It is usual in bottomry bonds to provide that, in case of damage to the 'ship (not amounting to a total loss) by any of the enumerated perils, the lender shall bear his proportion of the loss, viz.: an amount which will bear the same proportion to the whole damage that the amount lent bears to the whole value of the vessel prior to the damage. Unless the bond contains an express stipula tion to that effect, the lender is not entitled to take possession of the ship pledged, even when the debt becomes due ; but he may enforce payment of the debt by a proceeding in rem, in the admiralty, against the ship ; under which she may be arrested, and, in pursuance of a decree of the court, ultimately sold for the payment of the amount due.
And this is the ordinary and appropriate remedy of the lender upon bottomry.
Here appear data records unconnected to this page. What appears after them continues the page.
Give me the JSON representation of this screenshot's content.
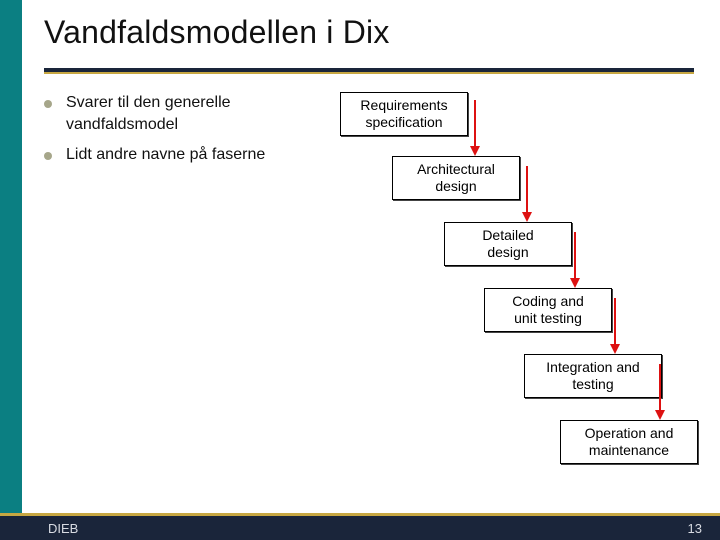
{
  "title": "Vandfaldsmodellen i Dix",
  "bullets": [
    "Svarer til den generelle vandfaldsmodel",
    "Lidt andre navne på faserne"
  ],
  "boxes": [
    {
      "line1": "Requirements",
      "line2": "specification"
    },
    {
      "line1": "Architectural",
      "line2": "design"
    },
    {
      "line1": "Detailed",
      "line2": "design"
    },
    {
      "line1": "Coding and",
      "line2": "unit testing"
    },
    {
      "line1": "Integration and",
      "line2": "testing"
    },
    {
      "line1": "Operation and",
      "line2": "maintenance"
    }
  ],
  "footer": {
    "left": "DIEB",
    "right": "13"
  },
  "colors": {
    "arrow": "#d11"
  }
}
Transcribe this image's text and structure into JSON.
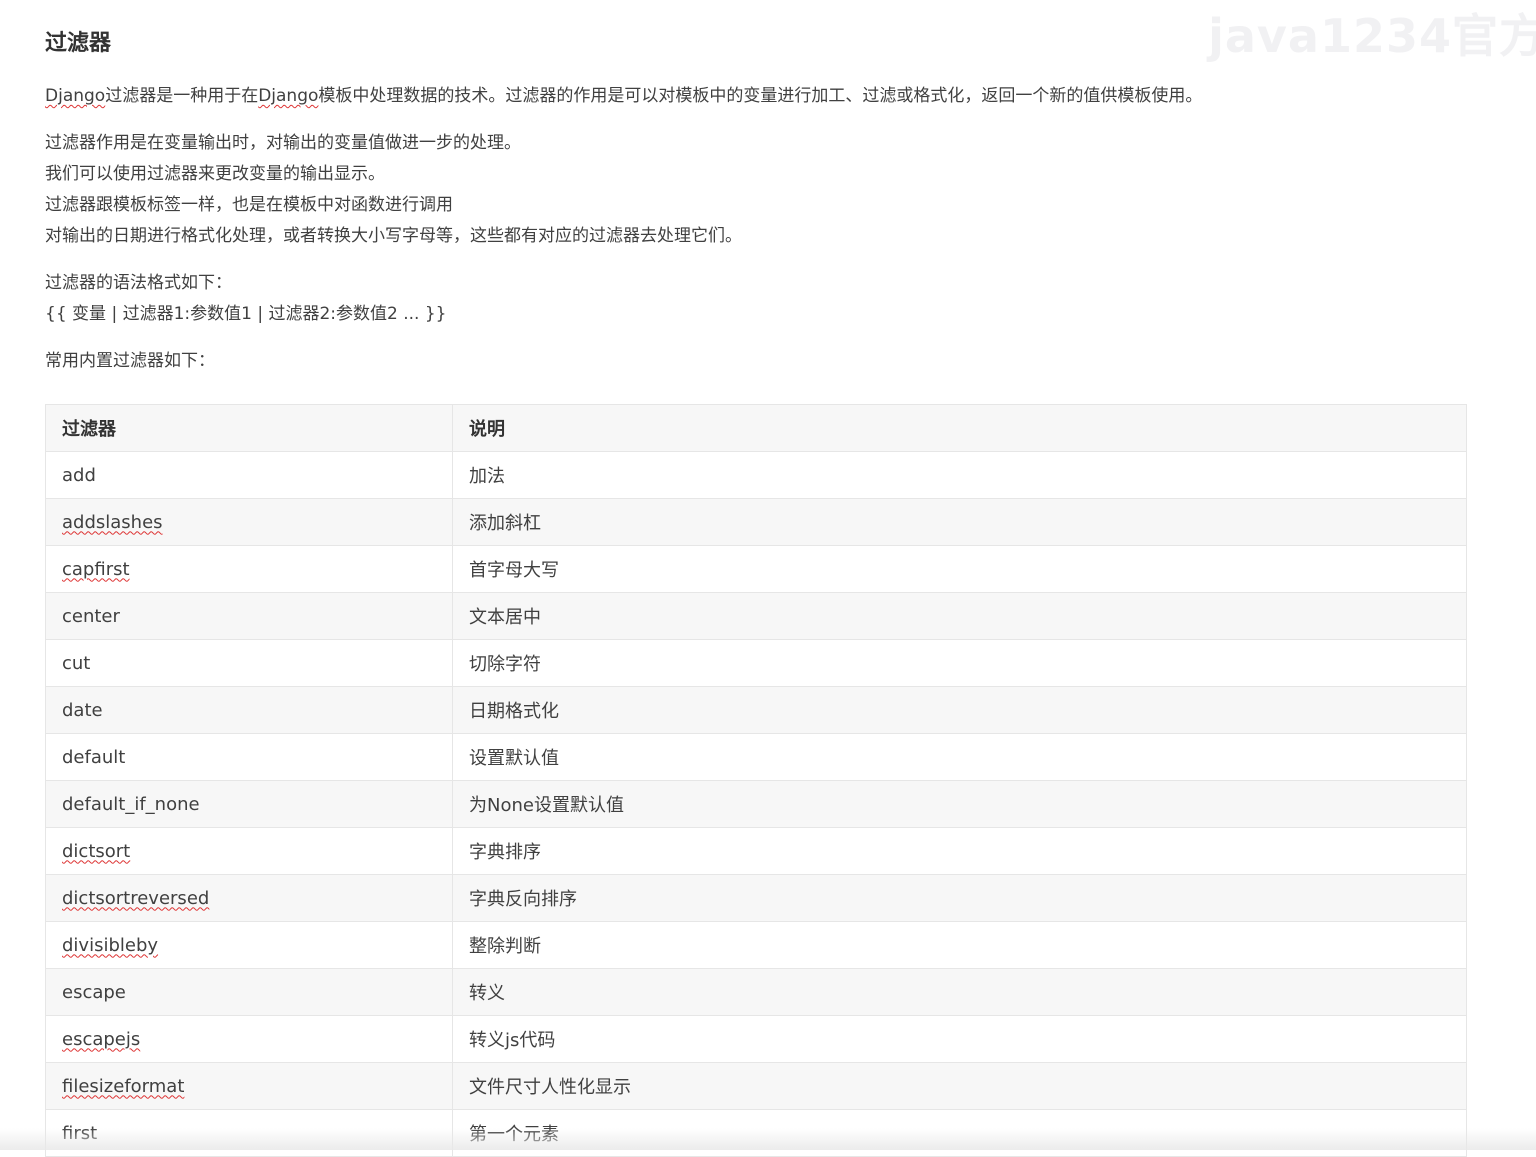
{
  "watermark": "java1234官方",
  "heading": "过滤器",
  "intro": {
    "before": "",
    "word1": "Django",
    "middle": "过滤器是一种用于在",
    "word2": "Django",
    "after": "模板中处理数据的技术。过滤器的作用是可以对模板中的变量进行加工、过滤或格式化，返回一个新的值供模板使用。"
  },
  "usage_lines": [
    "过滤器作用是在变量输出时，对输出的变量值做进一步的处理。",
    "我们可以使用过滤器来更改变量的输出显示。",
    "过滤器跟模板标签一样，也是在模板中对函数进行调用",
    "对输出的日期进行格式化处理，或者转换大小写字母等，这些都有对应的过滤器去处理它们。"
  ],
  "syntax_lines": [
    "过滤器的语法格式如下：",
    "{{ 变量 | 过滤器1:参数值1 | 过滤器2:参数值2 ... }}"
  ],
  "common_label": "常用内置过滤器如下：",
  "table": {
    "headers": [
      "过滤器",
      "说明"
    ],
    "rows": [
      {
        "name": "add",
        "desc": "加法"
      },
      {
        "name": "addslashes",
        "desc": "添加斜杠"
      },
      {
        "name": "capfirst",
        "desc": "首字母大写"
      },
      {
        "name": "center",
        "desc": "文本居中"
      },
      {
        "name": "cut",
        "desc": "切除字符"
      },
      {
        "name": "date",
        "desc": "日期格式化"
      },
      {
        "name": "default",
        "desc": "设置默认值"
      },
      {
        "name": "default_if_none",
        "desc": "为None设置默认值"
      },
      {
        "name": "dictsort",
        "desc": "字典排序"
      },
      {
        "name": "dictsortreversed",
        "desc": "字典反向排序"
      },
      {
        "name": "divisibleby",
        "desc": "整除判断"
      },
      {
        "name": "escape",
        "desc": "转义"
      },
      {
        "name": "escapejs",
        "desc": "转义js代码"
      },
      {
        "name": "filesizeformat",
        "desc": "文件尺寸人性化显示"
      },
      {
        "name": "first",
        "desc": "第一个元素"
      }
    ]
  }
}
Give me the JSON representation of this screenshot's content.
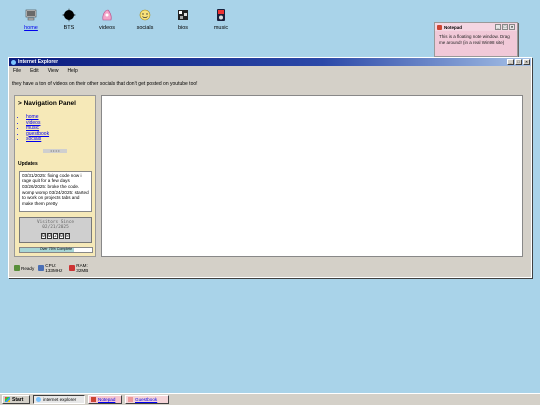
{
  "desktop": {
    "icons": [
      {
        "label": "home",
        "icon": "computer-icon"
      },
      {
        "label": "BTS",
        "icon": "star-icon"
      },
      {
        "label": "videos",
        "icon": "video-icon"
      },
      {
        "label": "socials",
        "icon": "smiley-icon"
      },
      {
        "label": "bios",
        "icon": "bios-icon"
      },
      {
        "label": "music",
        "icon": "ipod-icon"
      }
    ]
  },
  "notepad": {
    "title": "Notepad",
    "body": "This is a floating note window. Drag me around! (in a real Win98 site)"
  },
  "ie": {
    "title": "Internet Explorer",
    "menu": [
      "File",
      "Edit",
      "View",
      "Help"
    ],
    "tagline": "they have a ton of videos on their other socials that don't get posted on youtube too!",
    "nav": {
      "title": "> Navigation Panel",
      "links": [
        "home",
        "videos",
        "music",
        "guestbook",
        "socials"
      ],
      "dots": "• • • •"
    },
    "updates": {
      "title": "Updates",
      "text": "03/31/2025: fixing code now i rage quit for a few days 03/26/2025: broke the code. womp womp 03/24/2025: started to work on projects tabs and make them pretty"
    },
    "visitors": {
      "label": "Visitors Since",
      "date": "02/21/2025",
      "digits": [
        "0",
        "0",
        "2",
        "0",
        "8"
      ]
    },
    "progress": {
      "text": "Over 75% Complete",
      "value": 0.75
    },
    "status": {
      "ready": "Ready",
      "cpu": "CPU: 133MHz",
      "ram": "RAM: 32MB"
    }
  },
  "taskbar": {
    "start": "Start",
    "tasks": [
      "internet explorer",
      "Notepad",
      "Guestbook"
    ]
  },
  "colors": {
    "desktop": "#a9d3e9",
    "titlebar": "#0b1b7e",
    "panel": "#f6e9b8",
    "notepad": "#f1c9d8"
  }
}
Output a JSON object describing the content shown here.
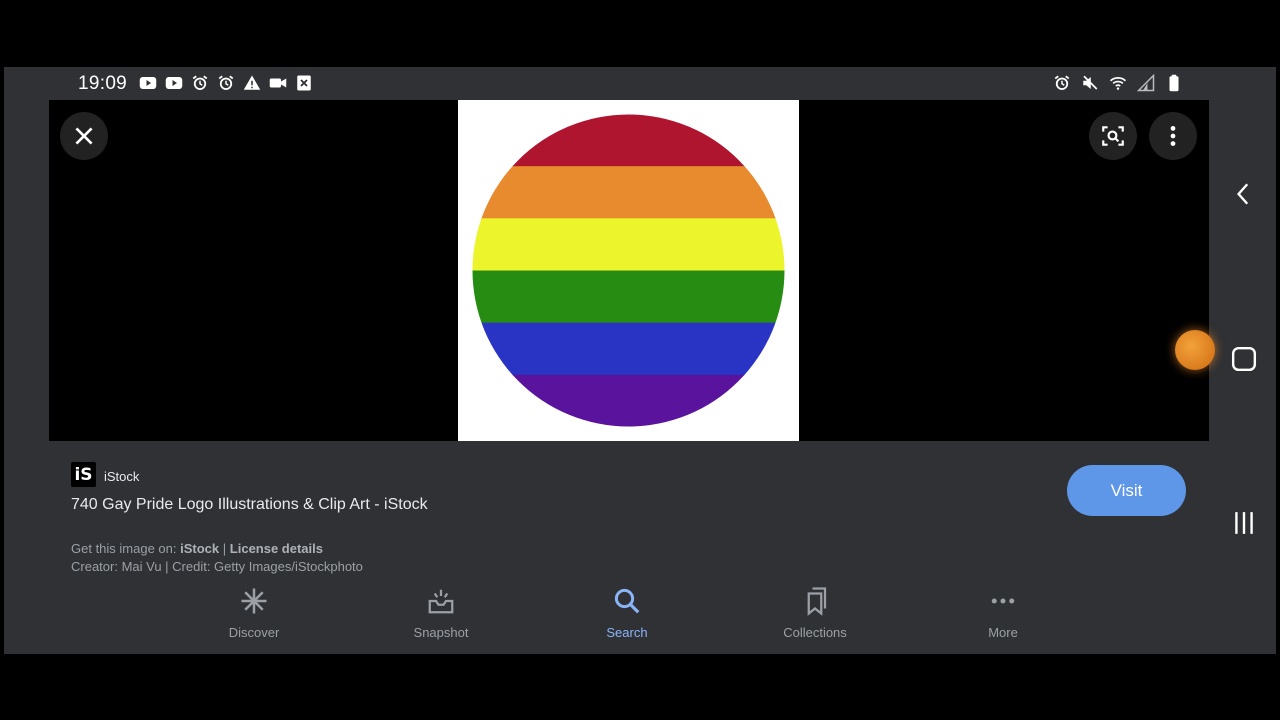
{
  "status_bar": {
    "time": "19:09",
    "left_icons": [
      "youtube-icon",
      "youtube-icon",
      "alarm-icon",
      "alarm-icon",
      "warning-icon",
      "video-icon",
      "close-box-icon"
    ],
    "right_icons": [
      "alarm-icon",
      "mute-icon",
      "wifi-icon",
      "signal-icon",
      "battery-icon"
    ]
  },
  "image_viewer": {
    "image_description": "rainbow-circle",
    "stripe_colors": [
      "#b01530",
      "#e88b2e",
      "#ecf52c",
      "#278d12",
      "#2a34c4",
      "#5a139c"
    ],
    "close_icon": "close-icon",
    "lens_icon": "lens-search-icon",
    "menu_icon": "more-vert-icon"
  },
  "result": {
    "source_name": "iStock",
    "source_logo": "iS",
    "title": "740 Gay Pride Logo Illustrations & Clip Art - iStock",
    "visit_label": "Visit",
    "get_image_prefix": "Get this image on:",
    "get_image_source": "iStock",
    "separator": "|",
    "license_label": "License details",
    "credit_line": "Creator: Mai Vu | Credit: Getty Images/iStockphoto"
  },
  "bottom_nav": {
    "items": [
      {
        "label": "Discover",
        "icon": "discover-icon"
      },
      {
        "label": "Snapshot",
        "icon": "snapshot-icon"
      },
      {
        "label": "Search",
        "icon": "search-icon"
      },
      {
        "label": "Collections",
        "icon": "collections-icon"
      },
      {
        "label": "More",
        "icon": "more-horiz-icon"
      }
    ],
    "active": "Search"
  },
  "system_nav": [
    "back-icon",
    "home-icon",
    "recents-icon"
  ],
  "colors": {
    "panel": "#303134",
    "accent": "#8ab4f8",
    "visit_button": "#5f97e8"
  }
}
S. In entering a decree in admiralty upon a bottomry bond, the true rule is to consider the sum lent and the maritime interest as the principal, and to allow common interest on that sum from the time such principal became due. 3 MU. C. C. 255 ; 2 Arnould, Ins. 1340. Where money is necessarily taken up on bottomry to defray the expenses of re pairing a partial loss, against which the vessel is insured, the underwriter (although he has nothing to do with the bottomry bond) is liable to pay his share of the extra expense of obtaining the money, in that mode, for the payment of such expenses. 12 Pet. 378.
9. The lien or privilege of a bottomry bond holder, like all other maritime liens, has, ordinarily, preference of all prior and subsequent common-law and statutory liens, and binds all prior interests centring in the ship. It holds good (if reasonable diligence be exercised in enforcing it) as 'against sub sequent purchasers and common-law incum brancers; but the lien of a bottomry bond is not indelible, and, like other admiralty liens, may be lost by unreasonable delay in asserting it, if the rights of purchasers or incumbrancers have intervened. 9 Wheat. 409; 16 Bost. Law Rep. 264 ; 17 id. 93, and authorities there cited ; 2 Woodb. & M. C. C. 48 ; 1 Swab. Adm. 269. The rules under which courts of admiralty Marshal assets claimed to be applicable to the pay ment of bottomry and other maritime liens and of common-law and statutory liens, will be more properly and fully considered in the article Maritime Liens, which see. But it is proper hereto state that, as between the holders of two bottomry bonds upon the same vessel in respect to different voyages, the later one, as a general rule, is entitled to priority of payment out of the proceeds of the vessel. 1 Dods. Adm. 201 ; Ole. Adm. 55 ; 17 Bost. Law Rep. 93 ; 1 Paine, C. C. 671.
10. Seamen have a lien, prior to that of the holder of the bottomry bond, for their wages for the voyage upon which the bat tomry is founded, or any subsequent voyage; but the owners are also personally liable for such wages, and if the bottomry-bond holder is compelled to discharge the seamen's lien, he has a resulting right to compensation over against the owners, and has been held to have a lien upon the proceeds of the ship for his reimbursement. 8 Pet. 538; 1 Abb. Adm. 150 ; 1 Hagg. Adm. 62. And see 1 Swab. Adm. 261; 1 Dods. Adm. 40.
The act of congress of July 29, 1850, de claring bills of sale, mortgages, hypotheca tions, and conveyances of vessels invalid against persons other than the grantor or mortgagor, his heirs and devisees, not having actual notice thereof, unless recorded in the office of the collector of the customs where such vessel is registered or enrolled, ex pressly provided that the lien by bottomry on any vessel, created during her voyage by a loan of money or materials necessary to repair or enable such vessel to prosecute a voyage, shall not lose its priority or be in any way affected by the provisions of that act. See Parsons, Maritime Law ; Abbott, Shipping, with Story and Perkins's notes ; Hall's translation of Emerigon's Essay on Maritime Loans, with the Appendix ; Mar I shall, Insurance, book 2 ; 1 Bouvier, Insti tutes, 504-509 •, 3 Kent, Comm. Lee. 49 ; 8 Pet. 538; 1 Flagg. Adm. 179; 2 Pet. Adm. 295.